What is expected >>
No picture belongs in the copy. Repeat each line below exactly.

Data >>
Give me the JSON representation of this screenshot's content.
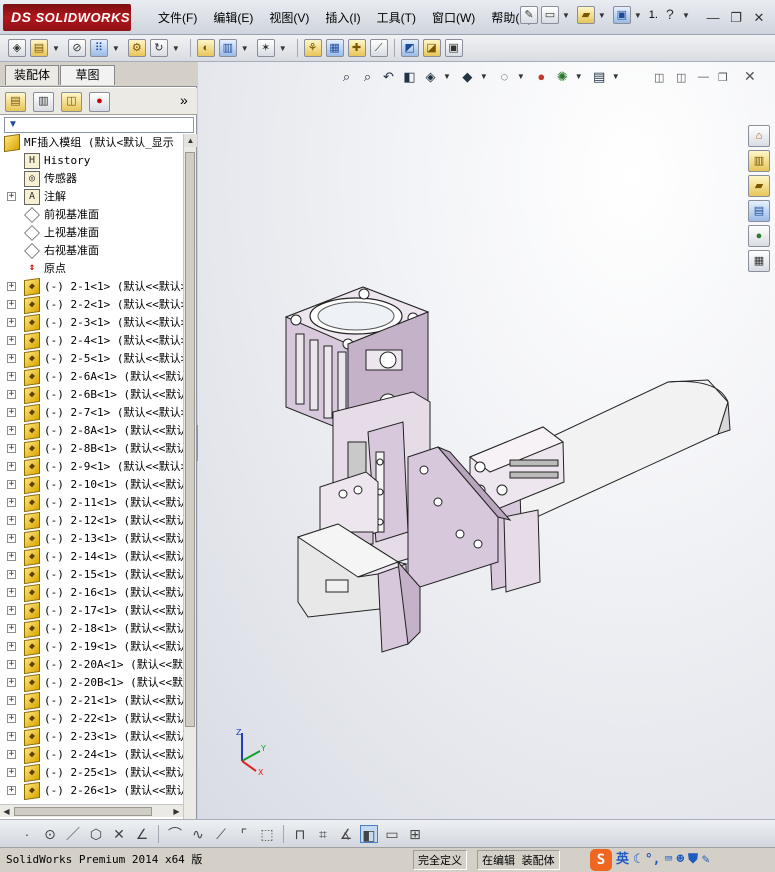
{
  "app": {
    "logo_prefix": "DS",
    "logo_text": "SOLIDWORKS"
  },
  "menu": [
    "文件(F)",
    "编辑(E)",
    "视图(V)",
    "插入(I)",
    "工具(T)",
    "窗口(W)",
    "帮助(H)"
  ],
  "top_right": {
    "page_num": "1."
  },
  "window_controls": {
    "minimize": "—",
    "restore": "❐",
    "close": "✕"
  },
  "left_tabs": {
    "assembly": "装配体",
    "sketch": "草图"
  },
  "filter_icon": "▼",
  "expand_glyph": "»",
  "tree": {
    "root": "MF插入模组  (默认<默认_显示",
    "items": [
      {
        "label": "History",
        "icon": "history-icon",
        "expand": false
      },
      {
        "label": "传感器",
        "icon": "sensor-icon",
        "expand": false
      },
      {
        "label": "注解",
        "icon": "annotation-icon",
        "expand": true
      },
      {
        "label": "前视基准面",
        "icon": "plane-icon",
        "expand": false
      },
      {
        "label": "上视基准面",
        "icon": "plane-icon",
        "expand": false
      },
      {
        "label": "右视基准面",
        "icon": "plane-icon",
        "expand": false
      },
      {
        "label": "原点",
        "icon": "origin-icon",
        "expand": false
      },
      {
        "label": "(-) 2-1<1> (默认<<默认>",
        "icon": "part-icon",
        "expand": true
      },
      {
        "label": "(-) 2-2<1> (默认<<默认>",
        "icon": "part-icon",
        "expand": true
      },
      {
        "label": "(-) 2-3<1> (默认<<默认>",
        "icon": "part-icon",
        "expand": true
      },
      {
        "label": "(-) 2-4<1> (默认<<默认>",
        "icon": "part-icon",
        "expand": true
      },
      {
        "label": "(-) 2-5<1> (默认<<默认>",
        "icon": "part-icon",
        "expand": true
      },
      {
        "label": "(-) 2-6A<1> (默认<<默认",
        "icon": "part-icon",
        "expand": true
      },
      {
        "label": "(-) 2-6B<1> (默认<<默认",
        "icon": "part-icon",
        "expand": true
      },
      {
        "label": "(-) 2-7<1> (默认<<默认>",
        "icon": "part-icon",
        "expand": true
      },
      {
        "label": "(-) 2-8A<1> (默认<<默认",
        "icon": "part-icon",
        "expand": true
      },
      {
        "label": "(-) 2-8B<1> (默认<<默认",
        "icon": "part-icon",
        "expand": true
      },
      {
        "label": "(-) 2-9<1> (默认<<默认>",
        "icon": "part-icon",
        "expand": true
      },
      {
        "label": "(-) 2-10<1> (默认<<默认",
        "icon": "part-icon",
        "expand": true
      },
      {
        "label": "(-) 2-11<1> (默认<<默认",
        "icon": "part-icon",
        "expand": true
      },
      {
        "label": "(-) 2-12<1> (默认<<默认",
        "icon": "part-icon",
        "expand": true
      },
      {
        "label": "(-) 2-13<1> (默认<<默认",
        "icon": "part-icon",
        "expand": true
      },
      {
        "label": "(-) 2-14<1> (默认<<默认",
        "icon": "part-icon",
        "expand": true
      },
      {
        "label": "(-) 2-15<1> (默认<<默认",
        "icon": "part-icon",
        "expand": true
      },
      {
        "label": "(-) 2-16<1> (默认<<默认",
        "icon": "part-icon",
        "expand": true
      },
      {
        "label": "(-) 2-17<1> (默认<<默认",
        "icon": "part-icon",
        "expand": true
      },
      {
        "label": "(-) 2-18<1> (默认<<默认",
        "icon": "part-icon",
        "expand": true
      },
      {
        "label": "(-) 2-19<1> (默认<<默认",
        "icon": "part-icon",
        "expand": true
      },
      {
        "label": "(-) 2-20A<1> (默认<<默认",
        "icon": "part-icon",
        "expand": true
      },
      {
        "label": "(-) 2-20B<1> (默认<<默认",
        "icon": "part-icon",
        "expand": true
      },
      {
        "label": "(-) 2-21<1> (默认<<默认",
        "icon": "part-icon",
        "expand": true
      },
      {
        "label": "(-) 2-22<1> (默认<<默认",
        "icon": "part-icon",
        "expand": true
      },
      {
        "label": "(-) 2-23<1> (默认<<默认",
        "icon": "part-icon",
        "expand": true
      },
      {
        "label": "(-) 2-24<1> (默认<<默认",
        "icon": "part-icon",
        "expand": true
      },
      {
        "label": "(-) 2-25<1> (默认<<默认",
        "icon": "part-icon",
        "expand": true
      },
      {
        "label": "(-) 2-26<1> (默认<<默认",
        "icon": "part-icon",
        "expand": true
      }
    ]
  },
  "status": {
    "app_version": "SolidWorks Premium 2014 x64 版",
    "definition": "完全定义",
    "mode": "在编辑 装配体"
  },
  "ime": {
    "logo": "S",
    "lang": "英"
  },
  "colors": {
    "part": "#d8c8dc",
    "part_dark": "#a895ac",
    "part_light": "#eee6ef",
    "base": "#e8e8e8",
    "brand_red": "#b3161b"
  }
}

Solution for this problem >>
Give me the JSON representation of this screenshot's content.
{
  "app": {
    "logo_prefix": "DS",
    "logo_text": "SOLIDWORKS"
  },
  "menu": [
    "文件(F)",
    "编辑(E)",
    "视图(V)",
    "插入(I)",
    "工具(T)",
    "窗口(W)",
    "帮助(H)"
  ],
  "top_right": {
    "page_num": "1."
  },
  "window_controls": {
    "minimize": "—",
    "restore": "❐",
    "close": "✕"
  },
  "left_tabs": {
    "assembly": "装配体",
    "sketch": "草图"
  },
  "filter_icon": "▼",
  "expand_glyph": "»",
  "tree": {
    "root": "MF插入模组  (默认<默认_显示",
    "items": [
      {
        "label": "History",
        "icon": "history-icon",
        "expand": false
      },
      {
        "label": "传感器",
        "icon": "sensor-icon",
        "expand": false
      },
      {
        "label": "注解",
        "icon": "annotation-icon",
        "expand": true
      },
      {
        "label": "前视基准面",
        "icon": "plane-icon",
        "expand": false
      },
      {
        "label": "上视基准面",
        "icon": "plane-icon",
        "expand": false
      },
      {
        "label": "右视基准面",
        "icon": "plane-icon",
        "expand": false
      },
      {
        "label": "原点",
        "icon": "origin-icon",
        "expand": false
      },
      {
        "label": "(-) 2-1<1> (默认<<默认>",
        "icon": "part-icon",
        "expand": true
      },
      {
        "label": "(-) 2-2<1> (默认<<默认>",
        "icon": "part-icon",
        "expand": true
      },
      {
        "label": "(-) 2-3<1> (默认<<默认>",
        "icon": "part-icon",
        "expand": true
      },
      {
        "label": "(-) 2-4<1> (默认<<默认>",
        "icon": "part-icon",
        "expand": true
      },
      {
        "label": "(-) 2-5<1> (默认<<默认>",
        "icon": "part-icon",
        "expand": true
      },
      {
        "label": "(-) 2-6A<1> (默认<<默认",
        "icon": "part-icon",
        "expand": true
      },
      {
        "label": "(-) 2-6B<1> (默认<<默认",
        "icon": "part-icon",
        "expand": true
      },
      {
        "label": "(-) 2-7<1> (默认<<默认>",
        "icon": "part-icon",
        "expand": true
      },
      {
        "label": "(-) 2-8A<1> (默认<<默认",
        "icon": "part-icon",
        "expand": true
      },
      {
        "label": "(-) 2-8B<1> (默认<<默认",
        "icon": "part-icon",
        "expand": true
      },
      {
        "label": "(-) 2-9<1> (默认<<默认>",
        "icon": "part-icon",
        "expand": true
      },
      {
        "label": "(-) 2-10<1> (默认<<默认",
        "icon": "part-icon",
        "expand": true
      },
      {
        "label": "(-) 2-11<1> (默认<<默认",
        "icon": "part-icon",
        "expand": true
      },
      {
        "label": "(-) 2-12<1> (默认<<默认",
        "icon": "part-icon",
        "expand": true
      },
      {
        "label": "(-) 2-13<1> (默认<<默认",
        "icon": "part-icon",
        "expand": true
      },
      {
        "label": "(-) 2-14<1> (默认<<默认",
        "icon": "part-icon",
        "expand": true
      },
      {
        "label": "(-) 2-15<1> (默认<<默认",
        "icon": "part-icon",
        "expand": true
      },
      {
        "label": "(-) 2-16<1> (默认<<默认",
        "icon": "part-icon",
        "expand": true
      },
      {
        "label": "(-) 2-17<1> (默认<<默认",
        "icon": "part-icon",
        "expand": true
      },
      {
        "label": "(-) 2-18<1> (默认<<默认",
        "icon": "part-icon",
        "expand": true
      },
      {
        "label": "(-) 2-19<1> (默认<<默认",
        "icon": "part-icon",
        "expand": true
      },
      {
        "label": "(-) 2-20A<1> (默认<<默认",
        "icon": "part-icon",
        "expand": true
      },
      {
        "label": "(-) 2-20B<1> (默认<<默认",
        "icon": "part-icon",
        "expand": true
      },
      {
        "label": "(-) 2-21<1> (默认<<默认",
        "icon": "part-icon",
        "expand": true
      },
      {
        "label": "(-) 2-22<1> (默认<<默认",
        "icon": "part-icon",
        "expand": true
      },
      {
        "label": "(-) 2-23<1> (默认<<默认",
        "icon": "part-icon",
        "expand": true
      },
      {
        "label": "(-) 2-24<1> (默认<<默认",
        "icon": "part-icon",
        "expand": true
      },
      {
        "label": "(-) 2-25<1> (默认<<默认",
        "icon": "part-icon",
        "expand": true
      },
      {
        "label": "(-) 2-26<1> (默认<<默认",
        "icon": "part-icon",
        "expand": true
      }
    ]
  },
  "status": {
    "app_version": "SolidWorks Premium 2014 x64 版",
    "definition": "完全定义",
    "mode": "在编辑 装配体"
  },
  "ime": {
    "logo": "S",
    "lang": "英"
  },
  "colors": {
    "part": "#d8c8dc",
    "part_dark": "#a895ac",
    "part_light": "#eee6ef",
    "base": "#e8e8e8",
    "brand_red": "#b3161b"
  }
}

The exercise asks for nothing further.